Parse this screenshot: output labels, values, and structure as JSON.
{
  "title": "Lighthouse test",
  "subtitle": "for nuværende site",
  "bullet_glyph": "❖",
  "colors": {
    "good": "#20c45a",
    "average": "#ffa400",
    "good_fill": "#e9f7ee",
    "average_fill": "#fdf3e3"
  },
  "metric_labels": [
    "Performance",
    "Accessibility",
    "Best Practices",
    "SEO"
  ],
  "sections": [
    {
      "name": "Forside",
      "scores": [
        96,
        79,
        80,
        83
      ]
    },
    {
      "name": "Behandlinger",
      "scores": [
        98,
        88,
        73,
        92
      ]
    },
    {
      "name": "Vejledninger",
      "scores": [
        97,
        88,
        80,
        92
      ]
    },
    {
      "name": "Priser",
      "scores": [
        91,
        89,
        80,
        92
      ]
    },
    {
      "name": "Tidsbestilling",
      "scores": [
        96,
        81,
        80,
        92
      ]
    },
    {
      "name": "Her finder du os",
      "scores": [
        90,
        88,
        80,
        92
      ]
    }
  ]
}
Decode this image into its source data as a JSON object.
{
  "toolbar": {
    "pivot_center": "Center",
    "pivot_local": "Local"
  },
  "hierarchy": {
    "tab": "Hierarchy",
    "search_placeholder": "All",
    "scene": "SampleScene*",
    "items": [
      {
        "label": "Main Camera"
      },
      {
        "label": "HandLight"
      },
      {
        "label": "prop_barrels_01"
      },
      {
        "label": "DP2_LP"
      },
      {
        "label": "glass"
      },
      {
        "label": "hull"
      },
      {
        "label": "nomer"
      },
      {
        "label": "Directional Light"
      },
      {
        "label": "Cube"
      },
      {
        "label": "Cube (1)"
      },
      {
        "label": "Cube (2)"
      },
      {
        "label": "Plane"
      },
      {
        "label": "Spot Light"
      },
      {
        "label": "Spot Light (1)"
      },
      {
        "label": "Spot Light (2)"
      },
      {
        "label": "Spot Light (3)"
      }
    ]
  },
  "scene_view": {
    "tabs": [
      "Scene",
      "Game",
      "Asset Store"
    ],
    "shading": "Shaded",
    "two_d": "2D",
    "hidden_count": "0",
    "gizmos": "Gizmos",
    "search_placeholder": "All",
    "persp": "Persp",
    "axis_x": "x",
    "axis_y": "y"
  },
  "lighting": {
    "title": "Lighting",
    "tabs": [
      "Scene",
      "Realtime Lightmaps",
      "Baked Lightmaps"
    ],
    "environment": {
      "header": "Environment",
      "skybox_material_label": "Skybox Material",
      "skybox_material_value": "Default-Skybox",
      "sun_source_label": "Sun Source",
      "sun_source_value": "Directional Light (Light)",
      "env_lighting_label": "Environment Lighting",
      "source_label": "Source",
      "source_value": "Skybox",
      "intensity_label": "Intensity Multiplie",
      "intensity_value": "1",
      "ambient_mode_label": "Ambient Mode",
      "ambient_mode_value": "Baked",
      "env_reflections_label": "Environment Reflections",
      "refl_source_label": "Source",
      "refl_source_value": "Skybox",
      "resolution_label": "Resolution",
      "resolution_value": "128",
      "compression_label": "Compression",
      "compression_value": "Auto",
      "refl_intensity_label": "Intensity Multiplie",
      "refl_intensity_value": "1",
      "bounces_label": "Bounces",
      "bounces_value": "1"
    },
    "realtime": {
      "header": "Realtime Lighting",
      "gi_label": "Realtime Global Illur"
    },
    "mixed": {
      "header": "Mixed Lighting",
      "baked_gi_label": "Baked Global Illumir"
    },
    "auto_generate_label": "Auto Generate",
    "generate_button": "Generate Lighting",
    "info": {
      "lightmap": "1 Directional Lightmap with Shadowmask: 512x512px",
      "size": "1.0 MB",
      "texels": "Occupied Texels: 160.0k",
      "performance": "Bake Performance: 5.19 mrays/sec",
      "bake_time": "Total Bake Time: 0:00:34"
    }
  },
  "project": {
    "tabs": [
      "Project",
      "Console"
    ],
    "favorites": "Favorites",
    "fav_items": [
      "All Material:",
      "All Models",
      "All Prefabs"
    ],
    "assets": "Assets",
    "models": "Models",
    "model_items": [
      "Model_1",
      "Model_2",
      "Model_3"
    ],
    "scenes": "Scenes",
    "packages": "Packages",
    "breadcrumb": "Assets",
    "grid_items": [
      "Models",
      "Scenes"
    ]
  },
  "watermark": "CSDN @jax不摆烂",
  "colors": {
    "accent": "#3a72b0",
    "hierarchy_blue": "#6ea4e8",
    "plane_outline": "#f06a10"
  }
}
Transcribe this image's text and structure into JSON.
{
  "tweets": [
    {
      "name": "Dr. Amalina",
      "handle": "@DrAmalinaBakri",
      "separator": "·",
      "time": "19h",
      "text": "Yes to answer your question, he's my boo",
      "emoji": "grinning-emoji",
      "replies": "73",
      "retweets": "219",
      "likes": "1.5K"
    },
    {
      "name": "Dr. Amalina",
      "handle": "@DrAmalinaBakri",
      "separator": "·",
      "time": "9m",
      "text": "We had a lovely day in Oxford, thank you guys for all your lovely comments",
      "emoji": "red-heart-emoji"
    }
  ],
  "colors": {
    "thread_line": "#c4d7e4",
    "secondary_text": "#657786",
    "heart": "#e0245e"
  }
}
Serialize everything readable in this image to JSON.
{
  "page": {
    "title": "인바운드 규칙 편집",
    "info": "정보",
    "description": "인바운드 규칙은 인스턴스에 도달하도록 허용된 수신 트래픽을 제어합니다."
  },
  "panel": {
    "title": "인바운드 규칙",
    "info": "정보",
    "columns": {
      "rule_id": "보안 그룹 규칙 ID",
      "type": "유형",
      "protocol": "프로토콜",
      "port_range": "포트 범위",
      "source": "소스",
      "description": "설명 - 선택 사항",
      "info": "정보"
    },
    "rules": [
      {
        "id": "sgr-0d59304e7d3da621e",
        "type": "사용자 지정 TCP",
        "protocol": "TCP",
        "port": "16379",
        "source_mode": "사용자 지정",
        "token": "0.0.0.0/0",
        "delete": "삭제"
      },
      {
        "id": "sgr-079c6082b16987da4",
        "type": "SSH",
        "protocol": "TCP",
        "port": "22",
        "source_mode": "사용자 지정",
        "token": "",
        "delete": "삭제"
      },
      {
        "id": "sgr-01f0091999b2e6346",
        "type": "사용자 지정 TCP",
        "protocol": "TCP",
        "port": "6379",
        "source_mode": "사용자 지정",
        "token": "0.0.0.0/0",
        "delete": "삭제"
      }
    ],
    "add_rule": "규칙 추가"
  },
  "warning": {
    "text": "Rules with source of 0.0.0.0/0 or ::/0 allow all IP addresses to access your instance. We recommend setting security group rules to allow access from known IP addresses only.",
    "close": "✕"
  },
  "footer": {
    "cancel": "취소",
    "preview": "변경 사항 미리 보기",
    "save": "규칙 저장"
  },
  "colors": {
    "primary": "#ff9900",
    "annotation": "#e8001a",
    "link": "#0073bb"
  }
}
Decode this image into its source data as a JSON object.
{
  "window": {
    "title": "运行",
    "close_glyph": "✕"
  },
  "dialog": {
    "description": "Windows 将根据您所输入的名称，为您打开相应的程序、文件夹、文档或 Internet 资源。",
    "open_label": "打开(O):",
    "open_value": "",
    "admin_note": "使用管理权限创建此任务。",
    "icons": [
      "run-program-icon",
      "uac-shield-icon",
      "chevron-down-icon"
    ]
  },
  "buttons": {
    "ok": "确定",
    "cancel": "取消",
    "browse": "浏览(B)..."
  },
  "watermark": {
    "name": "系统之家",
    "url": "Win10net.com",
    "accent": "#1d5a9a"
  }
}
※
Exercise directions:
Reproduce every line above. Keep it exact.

Your response:
Parse this screenshot: output labels, values, and structure as JSON.
{
  "title": "Lighthouse test",
  "subtitle": "for nuværende site",
  "bullet_glyph": "❖",
  "colors": {
    "good": "#20c45a",
    "average": "#ffa400",
    "good_fill": "#e9f7ee",
    "average_fill": "#fdf3e3"
  },
  "metric_labels": [
    "Performance",
    "Accessibility",
    "Best Practices",
    "SEO"
  ],
  "sections": [
    {
      "name": "Forside",
      "scores": [
        96,
        79,
        80,
        83
      ]
    },
    {
      "name": "Behandlinger",
      "scores": [
        98,
        88,
        73,
        92
      ]
    },
    {
      "name": "Vejledninger",
      "scores": [
        97,
        88,
        80,
        92
      ]
    },
    {
      "name": "Priser",
      "scores": [
        91,
        89,
        80,
        92
      ]
    },
    {
      "name": "Tidsbestilling",
      "scores": [
        96,
        81,
        80,
        92
      ]
    },
    {
      "name": "Her finder du os",
      "scores": [
        90,
        88,
        80,
        92
      ]
    }
  ]
}
Decode this image into its source data as a JSON object.
{
  "toolbar": {
    "pivot_center": "Center",
    "pivot_local": "Local"
  },
  "hierarchy": {
    "tab": "Hierarchy",
    "search_placeholder": "All",
    "scene": "SampleScene*",
    "items": [
      {
        "label": "Main Camera"
      },
      {
        "label": "HandLight"
      },
      {
        "label": "prop_barrels_01"
      },
      {
        "label": "DP2_LP"
      },
      {
        "label": "glass"
      },
      {
        "label": "hull"
      },
      {
        "label": "nomer"
      },
      {
        "label": "Directional Light"
      },
      {
        "label": "Cube"
      },
      {
        "label": "Cube (1)"
      },
      {
        "label": "Cube (2)"
      },
      {
        "label": "Plane"
      },
      {
        "label": "Spot Light"
      },
      {
        "label": "Spot Light (1)"
      },
      {
        "label": "Spot Light (2)"
      },
      {
        "label": "Spot Light (3)"
      }
    ]
  },
  "scene_view": {
    "tabs": [
      "Scene",
      "Game",
      "Asset Store"
    ],
    "shading": "Shaded",
    "two_d": "2D",
    "hidden_count": "0",
    "gizmos": "Gizmos",
    "search_placeholder": "All",
    "persp": "Persp",
    "axis_x": "x",
    "axis_y": "y"
  },
  "lighting": {
    "title": "Lighting",
    "tabs": [
      "Scene",
      "Realtime Lightmaps",
      "Baked Lightmaps"
    ],
    "environment": {
      "header": "Environment",
      "skybox_material_label": "Skybox Material",
      "skybox_material_value": "Default-Skybox",
      "sun_source_label": "Sun Source",
      "sun_source_value": "Directional Light (Light)",
      "env_lighting_label": "Environment Lighting",
      "source_label": "Source",
      "source_value": "Skybox",
      "intensity_label": "Intensity Multiplie",
      "intensity_value": "1",
      "ambient_mode_label": "Ambient Mode",
      "ambient_mode_value": "Baked",
      "env_reflections_label": "Environment Reflections",
      "refl_source_label": "Source",
      "refl_source_value": "Skybox",
      "resolution_label": "Resolution",
      "resolution_value": "128",
      "compression_label": "Compression",
      "compression_value": "Auto",
      "refl_intensity_label": "Intensity Multiplie",
      "refl_intensity_value": "1",
      "bounces_label": "Bounces",
      "bounces_value": "1"
    },
    "realtime": {
      "header": "Realtime Lighting",
      "gi_label": "Realtime Global Illur"
    },
    "mixed": {
      "header": "Mixed Lighting",
      "baked_gi_label": "Baked Global Illumir"
    },
    "auto_generate_label": "Auto Generate",
    "generate_button": "Generate Lighting",
    "info": {
      "lightmap": "1 Directional Lightmap with Shadowmask: 512x512px",
      "size": "1.0 MB",
      "texels": "Occupied Texels: 160.0k",
      "performance": "Bake Performance: 5.19 mrays/sec",
      "bake_time": "Total Bake Time: 0:00:34"
    }
  },
  "project": {
    "tabs": [
      "Project",
      "Console"
    ],
    "favorites": "Favorites",
    "fav_items": [
      "All Material:",
      "All Models",
      "All Prefabs"
    ],
    "assets": "Assets",
    "models": "Models",
    "model_items": [
      "Model_1",
      "Model_2",
      "Model_3"
    ],
    "scenes": "Scenes",
    "packages": "Packages",
    "breadcrumb": "Assets",
    "grid_items": [
      "Models",
      "Scenes"
    ]
  },
  "watermark": "CSDN @jax不摆烂",
  "colors": {
    "accent": "#3a72b0",
    "hierarchy_blue": "#6ea4e8",
    "plane_outline": "#f06a10"
  }
}
Transcribe this image's text and structure into JSON.
{
  "tweets": [
    {
      "name": "Dr. Amalina",
      "handle": "@DrAmalinaBakri",
      "separator": "·",
      "time": "19h",
      "text": "Yes to answer your question, he's my boo",
      "emoji": "grinning-emoji",
      "replies": "73",
      "retweets": "219",
      "likes": "1.5K"
    },
    {
      "name": "Dr. Amalina",
      "handle": "@DrAmalinaBakri",
      "separator": "·",
      "time": "9m",
      "text": "We had a lovely day in Oxford, thank you guys for all your lovely comments",
      "emoji": "red-heart-emoji"
    }
  ],
  "colors": {
    "thread_line": "#c4d7e4",
    "secondary_text": "#657786",
    "heart": "#e0245e"
  }
}
Serialize everything readable in this image to JSON.
{
  "page": {
    "title": "인바운드 규칙 편집",
    "info": "정보",
    "description": "인바운드 규칙은 인스턴스에 도달하도록 허용된 수신 트래픽을 제어합니다."
  },
  "panel": {
    "title": "인바운드 규칙",
    "info": "정보",
    "columns": {
      "rule_id": "보안 그룹 규칙 ID",
      "type": "유형",
      "protocol": "프로토콜",
      "port_range": "포트 범위",
      "source": "소스",
      "description": "설명 - 선택 사항",
      "info": "정보"
    },
    "rules": [
      {
        "id": "sgr-0d59304e7d3da621e",
        "type": "사용자 지정 TCP",
        "protocol": "TCP",
        "port": "16379",
        "source_mode": "사용자 지정",
        "token": "0.0.0.0/0",
        "delete": "삭제"
      },
      {
        "id": "sgr-079c6082b16987da4",
        "type": "SSH",
        "protocol": "TCP",
        "port": "22",
        "source_mode": "사용자 지정",
        "token": "",
        "delete": "삭제"
      },
      {
        "id": "sgr-01f0091999b2e6346",
        "type": "사용자 지정 TCP",
        "protocol": "TCP",
        "port": "6379",
        "source_mode": "사용자 지정",
        "token": "0.0.0.0/0",
        "delete": "삭제"
      }
    ],
    "add_rule": "규칙 추가"
  },
  "warning": {
    "text": "Rules with source of 0.0.0.0/0 or ::/0 allow all IP addresses to access your instance. We recommend setting security group rules to allow access from known IP addresses only.",
    "close": "✕"
  },
  "footer": {
    "cancel": "취소",
    "preview": "변경 사항 미리 보기",
    "save": "규칙 저장"
  },
  "colors": {
    "primary": "#ff9900",
    "annotation": "#e8001a",
    "link": "#0073bb"
  }
}
Decode this image into its source data as a JSON object.
{
  "window": {
    "title": "运行",
    "close_glyph": "✕"
  },
  "dialog": {
    "description": "Windows 将根据您所输入的名称，为您打开相应的程序、文件夹、文档或 Internet 资源。",
    "open_label": "打开(O):",
    "open_value": "",
    "admin_note": "使用管理权限创建此任务。",
    "icons": [
      "run-program-icon",
      "uac-shield-icon",
      "chevron-down-icon"
    ]
  },
  "buttons": {
    "ok": "确定",
    "cancel": "取消",
    "browse": "浏览(B)..."
  },
  "watermark": {
    "name": "系统之家",
    "url": "Win10net.com",
    "accent": "#1d5a9a"
  }
}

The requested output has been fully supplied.